Gardening Articles: Edibles :: Small Fruits & Berries
Grape Pruning: Three Systems (page 2 of 2)
by National Gardening Association Editors
Spur Pruning: Two-Arm
In this system you develop two permanent arms with spurs that produce fruiting wood each year.
Remove all canes except the best two; tie these to the support wire. The next summer each bud along the arm will send out a fruiting shoot. Weave these in and out of the upper wires.
Check the horizontal branches for the strongest vertical shoots and cut each of these back to two buds. These wilt be the fruiting spurs. Space them about 6 to 10 inches apart. Every bud you leave on the spurs will produce a fruiting shoot the following year. Each year, repeat the process.
Spur Pruning: Head-Trained
For this system, the vine will need only a strong, vertical, 4-foot post for support.
1. Allow the vine to grow to the top of the post and cut just above that point. Tie to the post. Remove any branches below. Next year, let four or five branches grow.
2. In the winter, cut each of the branches back to two or three buds. Remove any weak branches and any on tower parts of the trunk. Buds left on spurs will produce fruiting shoots next year. You can allow more branches to develop as the vine matures so there will be more fruiting shoots each year.

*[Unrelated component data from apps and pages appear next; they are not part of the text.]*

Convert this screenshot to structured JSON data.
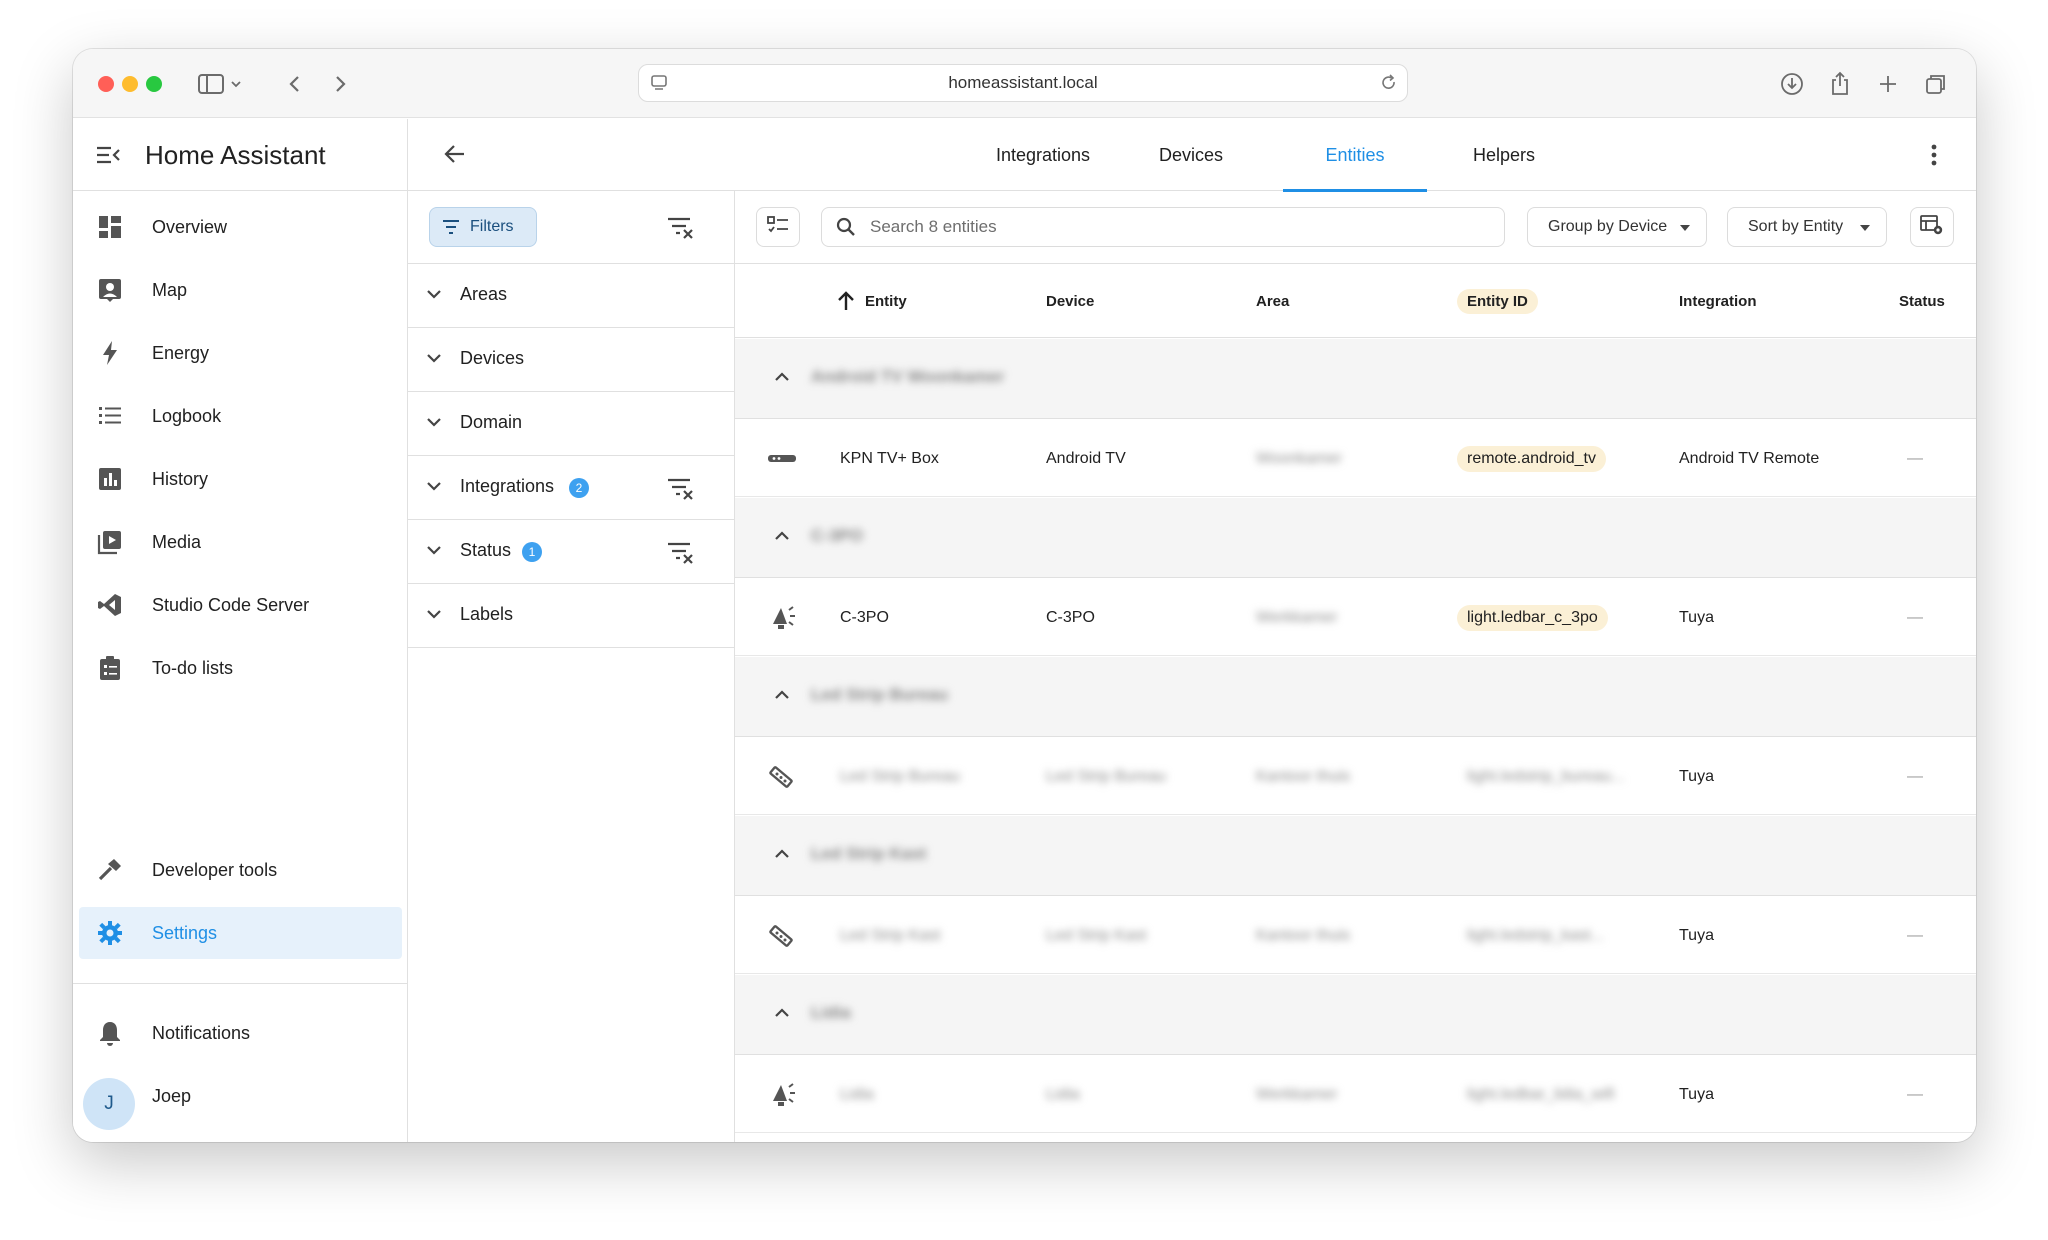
{
  "browser": {
    "url": "homeassistant.local"
  },
  "sidebar": {
    "title": "Home Assistant",
    "items": [
      {
        "label": "Overview",
        "icon": "overview-icon"
      },
      {
        "label": "Map",
        "icon": "map-icon"
      },
      {
        "label": "Energy",
        "icon": "energy-icon"
      },
      {
        "label": "Logbook",
        "icon": "logbook-icon"
      },
      {
        "label": "History",
        "icon": "history-icon"
      },
      {
        "label": "Media",
        "icon": "media-icon"
      },
      {
        "label": "Studio Code Server",
        "icon": "vscode-icon"
      },
      {
        "label": "To-do lists",
        "icon": "todo-icon"
      }
    ],
    "developer_tools": "Developer tools",
    "settings": "Settings",
    "notifications": "Notifications",
    "user": {
      "initial": "J",
      "name": "Joep"
    }
  },
  "tabs": {
    "integrations": "Integrations",
    "devices": "Devices",
    "entities": "Entities",
    "helpers": "Helpers",
    "active": "Entities"
  },
  "filters": {
    "button_label": "Filters",
    "sections": [
      {
        "label": "Areas",
        "badge": null
      },
      {
        "label": "Devices",
        "badge": null
      },
      {
        "label": "Domain",
        "badge": null
      },
      {
        "label": "Integrations",
        "badge": "2"
      },
      {
        "label": "Status",
        "badge": "1"
      },
      {
        "label": "Labels",
        "badge": null
      }
    ]
  },
  "toolbar": {
    "search_placeholder": "Search 8 entities",
    "group_by": "Group by Device",
    "sort_by": "Sort by Entity"
  },
  "table": {
    "columns": {
      "entity": "Entity",
      "device": "Device",
      "area": "Area",
      "entity_id": "Entity ID",
      "integration": "Integration",
      "status": "Status"
    },
    "groups": [
      {
        "title": "Android TV Woonkamer",
        "row": {
          "icon": "remote-icon",
          "entity": "KPN TV+ Box",
          "device": "Android TV",
          "area": "Woonkamer",
          "entity_id": "remote.android_tv",
          "integration": "Android TV Remote",
          "status": "—"
        }
      },
      {
        "title": "C-3PO",
        "row": {
          "icon": "lamp-icon",
          "entity": "C-3PO",
          "device": "C-3PO",
          "area": "Werkkamer",
          "entity_id": "light.ledbar_c_3po",
          "integration": "Tuya",
          "status": "—"
        }
      },
      {
        "title": "Led Strip Bureau",
        "row": {
          "icon": "led-strip-icon",
          "entity": "Led Strip Bureau",
          "device": "Led Strip Bureau",
          "area": "Kantoor thuis",
          "entity_id": "light.ledstrip_bureau...",
          "integration": "Tuya",
          "status": "—"
        }
      },
      {
        "title": "Led Strip Kast",
        "row": {
          "icon": "led-strip-icon",
          "entity": "Led Strip Kast",
          "device": "Led Strip Kast",
          "area": "Kantoor thuis",
          "entity_id": "light.ledstrip_kast...",
          "integration": "Tuya",
          "status": "—"
        }
      },
      {
        "title": "Lidia",
        "row": {
          "icon": "lamp-icon",
          "entity": "Lidia",
          "device": "Lidia",
          "area": "Werkkamer",
          "entity_id": "light.ledbar_lidia_wifi",
          "integration": "Tuya",
          "status": "—"
        }
      }
    ]
  }
}
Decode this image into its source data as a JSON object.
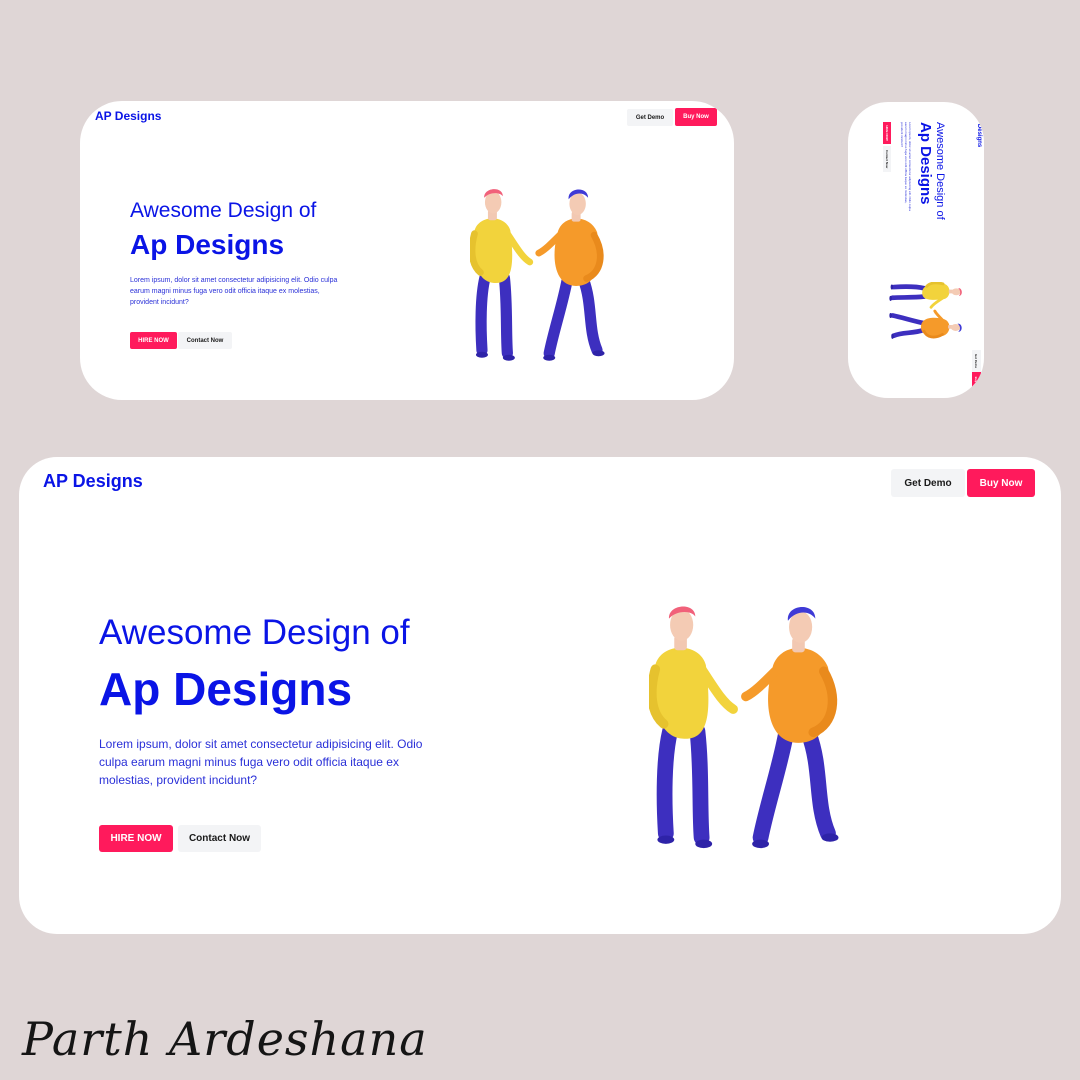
{
  "brand": "AP Designs",
  "header": {
    "demo_label": "Get Demo",
    "buy_label": "Buy Now"
  },
  "hero": {
    "title_line1": "Awesome Design of",
    "title_line2": "Ap Designs",
    "body": "Lorem ipsum, dolor sit amet consectetur adipisicing elit. Odio culpa earum magni minus fuga vero odit officia itaque ex molestias, provident incidunt?",
    "hire_label": "HIRE NOW",
    "contact_label": "Contact Now"
  },
  "signature": "Parth Ardeshana",
  "colors": {
    "background": "#dfd6d6",
    "brand_blue": "#0a14e6",
    "accent_pink": "#ff1a5c",
    "neutral_button": "#f3f4f6"
  },
  "illustration": {
    "icon": "two-characters-illustration"
  }
}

A mature head-trained vine can have more than seven main branches.